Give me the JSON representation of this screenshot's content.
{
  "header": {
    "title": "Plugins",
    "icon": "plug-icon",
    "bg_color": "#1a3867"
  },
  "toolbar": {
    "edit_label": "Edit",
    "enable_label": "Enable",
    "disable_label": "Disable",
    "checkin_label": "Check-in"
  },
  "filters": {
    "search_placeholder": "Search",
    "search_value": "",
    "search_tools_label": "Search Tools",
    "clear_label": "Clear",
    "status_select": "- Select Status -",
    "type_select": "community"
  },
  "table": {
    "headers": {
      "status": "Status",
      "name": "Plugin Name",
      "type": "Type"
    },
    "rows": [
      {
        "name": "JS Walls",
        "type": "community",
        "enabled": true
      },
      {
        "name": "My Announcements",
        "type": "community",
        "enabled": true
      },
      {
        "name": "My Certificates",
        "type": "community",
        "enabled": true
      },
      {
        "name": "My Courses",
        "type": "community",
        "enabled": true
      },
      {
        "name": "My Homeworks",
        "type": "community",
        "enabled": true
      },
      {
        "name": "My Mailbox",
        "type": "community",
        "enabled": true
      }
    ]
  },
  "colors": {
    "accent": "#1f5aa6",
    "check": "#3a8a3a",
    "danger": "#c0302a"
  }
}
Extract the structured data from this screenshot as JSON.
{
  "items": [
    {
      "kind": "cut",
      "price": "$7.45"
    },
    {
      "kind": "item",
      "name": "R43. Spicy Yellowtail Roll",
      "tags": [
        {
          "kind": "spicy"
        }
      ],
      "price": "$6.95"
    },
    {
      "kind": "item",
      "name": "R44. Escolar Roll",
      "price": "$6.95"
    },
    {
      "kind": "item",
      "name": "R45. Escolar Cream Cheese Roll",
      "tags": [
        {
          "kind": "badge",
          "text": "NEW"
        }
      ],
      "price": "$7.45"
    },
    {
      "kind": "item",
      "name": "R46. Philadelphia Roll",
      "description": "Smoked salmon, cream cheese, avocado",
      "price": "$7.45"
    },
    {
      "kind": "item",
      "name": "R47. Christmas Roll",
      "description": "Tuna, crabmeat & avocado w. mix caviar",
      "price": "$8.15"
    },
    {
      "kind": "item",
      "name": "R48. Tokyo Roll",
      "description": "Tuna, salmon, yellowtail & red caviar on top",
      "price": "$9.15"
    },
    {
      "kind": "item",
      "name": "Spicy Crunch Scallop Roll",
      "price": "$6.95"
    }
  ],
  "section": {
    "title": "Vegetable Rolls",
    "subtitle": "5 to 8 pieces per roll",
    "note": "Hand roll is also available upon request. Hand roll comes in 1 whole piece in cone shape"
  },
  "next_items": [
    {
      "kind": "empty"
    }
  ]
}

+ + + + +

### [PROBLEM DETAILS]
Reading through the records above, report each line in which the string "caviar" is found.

### [SOLUTION TO THIS EXERCISE]
      "description": "Tuna, crabmeat & avocado w. mix caviar",
      "description": "Tuna, salmon, yellowtail & red caviar on top",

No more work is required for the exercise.